In verse 21, Paul repeats "Do not... Do not... Do not..." which is a perfect description of legalism and religion. But as he continues in verse 23, "these have indeed an appearance of wisdom... but they are of no value in stopping the indulgence of the flesh."
Legalism gives the appearance of good and moral teaching.
Legalism gives the appearance of humility.
Legalism gives the appearance of devotion.
And even something like universalism, which I touched on in the last section, gives us the appearance of freedom.
But in the end, none of those things have power. None of them can transform a life. None of them will ever be enough.
Ecclesiastes 3:11 says, "he has put eternity into man's heart." That is why good and moral teaching will never be enough. That is why we will always have to make more rules. That is why universalists will always need to add more.
The only thing that can fill eternity is the fullness of God. Only Christ is sufficient enough to provide that.
In verse 19, Paul finishes off the ways people try to disqualify us by saying those people are "not holding fast to the Head, from whom the whole body, nourished and knit together through its joints and ligaments, grows with a growth that is from God."
We, as saints, are the Church. It's not the building, it's not the gathering either. The people, we are the body. The only thing that can nourish and knit us together is the Head.
Christ and Christ alone.
To finish up, I want to ask a question for you to think about as you mull over this:
How can understanding where others have departed aid our growth?
This is the seventh blog I've written on Colossians, and each week I mention deviations from the gospel of Jesus Christ. Each week I point out where the Enemy tries to trick up and pull us away from the fullness of God.
But the teacher in me feels like we would miss a golden opportunity if we don't stop for a moment and try and learn from these departures from the gospel. Not because the teaching itself has any value. But instead, because we can use those departures to see how Jesus can fill them and restore any brokenness or help us let go of any idols.

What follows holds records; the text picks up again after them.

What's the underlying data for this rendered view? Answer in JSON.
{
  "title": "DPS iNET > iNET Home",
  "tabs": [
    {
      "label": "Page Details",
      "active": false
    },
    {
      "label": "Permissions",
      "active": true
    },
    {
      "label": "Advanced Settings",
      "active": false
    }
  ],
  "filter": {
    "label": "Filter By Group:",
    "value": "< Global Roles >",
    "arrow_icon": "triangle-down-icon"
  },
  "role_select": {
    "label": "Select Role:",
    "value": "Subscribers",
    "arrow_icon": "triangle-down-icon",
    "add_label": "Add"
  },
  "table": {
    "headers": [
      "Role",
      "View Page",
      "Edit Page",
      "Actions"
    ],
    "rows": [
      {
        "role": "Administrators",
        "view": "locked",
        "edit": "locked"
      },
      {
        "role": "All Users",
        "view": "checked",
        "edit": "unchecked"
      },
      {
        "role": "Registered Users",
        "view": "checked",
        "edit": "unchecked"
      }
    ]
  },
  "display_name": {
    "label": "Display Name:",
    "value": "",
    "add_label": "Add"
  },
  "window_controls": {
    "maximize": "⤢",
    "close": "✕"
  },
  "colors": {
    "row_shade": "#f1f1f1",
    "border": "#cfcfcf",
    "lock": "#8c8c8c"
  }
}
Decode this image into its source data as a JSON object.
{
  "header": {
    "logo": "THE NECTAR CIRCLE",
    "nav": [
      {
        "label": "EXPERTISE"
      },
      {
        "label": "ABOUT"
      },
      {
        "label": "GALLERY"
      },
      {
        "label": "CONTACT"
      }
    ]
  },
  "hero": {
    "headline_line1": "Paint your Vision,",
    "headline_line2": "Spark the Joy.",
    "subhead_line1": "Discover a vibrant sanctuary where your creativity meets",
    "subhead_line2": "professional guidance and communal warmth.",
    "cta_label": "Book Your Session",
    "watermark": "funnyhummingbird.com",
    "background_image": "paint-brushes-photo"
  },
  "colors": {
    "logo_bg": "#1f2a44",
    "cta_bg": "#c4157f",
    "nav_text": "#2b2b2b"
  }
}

I've said it before, and I'm sure I'll repeat it.
Jesus is supreme. Only in Christ can we experience the fullness of God. Only through his saving work on the cross can we find peace, redemption, and life.
Does anything in particular stick out to you?
Are there any rules you may be following that you need to stop?
Once again - If there is anything during your discussion or journaling as you went through those questions that you found encouraging, let me know! I'm no expert, and this blog is definitely not exhaustive. I am learning as much as you and would love to hear how God spoke to you through this passage.